• DIRECTIONS FOR THIS TASK:
Determine how many lines of the material below include "JSON", and reply with that number alone.

——

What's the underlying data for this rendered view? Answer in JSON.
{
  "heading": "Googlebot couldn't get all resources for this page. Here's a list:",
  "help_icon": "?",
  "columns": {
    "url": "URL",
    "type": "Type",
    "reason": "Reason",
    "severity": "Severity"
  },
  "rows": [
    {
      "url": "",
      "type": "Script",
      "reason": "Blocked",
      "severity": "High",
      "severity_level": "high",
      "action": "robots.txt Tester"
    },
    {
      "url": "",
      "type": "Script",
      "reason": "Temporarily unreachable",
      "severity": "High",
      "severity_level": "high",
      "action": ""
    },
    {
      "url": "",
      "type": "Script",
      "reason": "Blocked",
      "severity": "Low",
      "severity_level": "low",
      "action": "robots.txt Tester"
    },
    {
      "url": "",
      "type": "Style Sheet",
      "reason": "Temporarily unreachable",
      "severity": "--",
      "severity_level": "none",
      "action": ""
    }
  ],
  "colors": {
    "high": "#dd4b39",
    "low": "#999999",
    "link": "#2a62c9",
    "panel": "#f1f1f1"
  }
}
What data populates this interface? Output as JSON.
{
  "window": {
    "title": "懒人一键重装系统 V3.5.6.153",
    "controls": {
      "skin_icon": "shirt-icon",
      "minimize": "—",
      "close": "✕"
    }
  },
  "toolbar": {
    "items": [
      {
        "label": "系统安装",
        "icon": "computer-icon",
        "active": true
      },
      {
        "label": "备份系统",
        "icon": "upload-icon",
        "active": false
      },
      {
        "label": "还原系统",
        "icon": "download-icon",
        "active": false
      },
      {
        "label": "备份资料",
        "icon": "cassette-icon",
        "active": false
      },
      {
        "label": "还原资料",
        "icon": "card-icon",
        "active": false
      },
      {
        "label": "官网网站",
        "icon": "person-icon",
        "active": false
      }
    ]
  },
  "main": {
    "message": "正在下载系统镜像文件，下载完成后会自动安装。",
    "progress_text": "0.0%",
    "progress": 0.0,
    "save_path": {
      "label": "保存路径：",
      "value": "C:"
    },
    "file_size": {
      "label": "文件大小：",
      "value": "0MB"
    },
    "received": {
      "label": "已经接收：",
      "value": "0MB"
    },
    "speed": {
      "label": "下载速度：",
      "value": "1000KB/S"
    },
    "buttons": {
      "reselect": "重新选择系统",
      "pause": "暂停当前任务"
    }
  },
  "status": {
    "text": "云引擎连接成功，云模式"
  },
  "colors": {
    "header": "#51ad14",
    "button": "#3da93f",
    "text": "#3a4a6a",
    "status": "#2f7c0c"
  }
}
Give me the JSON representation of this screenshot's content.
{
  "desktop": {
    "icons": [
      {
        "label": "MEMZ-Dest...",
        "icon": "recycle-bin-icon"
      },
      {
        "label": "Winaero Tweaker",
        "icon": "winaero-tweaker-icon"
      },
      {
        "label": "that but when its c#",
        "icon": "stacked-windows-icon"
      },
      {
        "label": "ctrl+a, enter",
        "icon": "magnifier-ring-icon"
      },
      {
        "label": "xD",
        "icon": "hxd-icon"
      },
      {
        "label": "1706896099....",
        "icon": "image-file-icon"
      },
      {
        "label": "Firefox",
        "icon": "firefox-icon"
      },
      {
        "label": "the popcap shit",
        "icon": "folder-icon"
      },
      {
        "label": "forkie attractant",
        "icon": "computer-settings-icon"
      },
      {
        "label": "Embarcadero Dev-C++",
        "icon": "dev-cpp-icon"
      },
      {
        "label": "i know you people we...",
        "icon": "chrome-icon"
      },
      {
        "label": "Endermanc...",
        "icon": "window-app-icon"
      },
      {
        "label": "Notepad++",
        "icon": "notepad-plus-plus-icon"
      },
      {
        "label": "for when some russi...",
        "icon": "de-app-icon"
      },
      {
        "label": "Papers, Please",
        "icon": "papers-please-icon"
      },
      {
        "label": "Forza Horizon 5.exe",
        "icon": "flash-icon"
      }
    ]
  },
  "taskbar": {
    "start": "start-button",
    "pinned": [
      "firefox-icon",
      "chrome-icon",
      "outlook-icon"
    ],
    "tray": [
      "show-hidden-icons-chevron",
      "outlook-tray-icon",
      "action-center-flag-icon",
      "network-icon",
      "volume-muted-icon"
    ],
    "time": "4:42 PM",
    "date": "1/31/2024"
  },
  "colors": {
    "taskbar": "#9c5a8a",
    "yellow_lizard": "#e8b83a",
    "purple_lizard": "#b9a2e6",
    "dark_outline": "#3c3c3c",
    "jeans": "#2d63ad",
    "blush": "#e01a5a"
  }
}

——

• FINISHED TASK:
3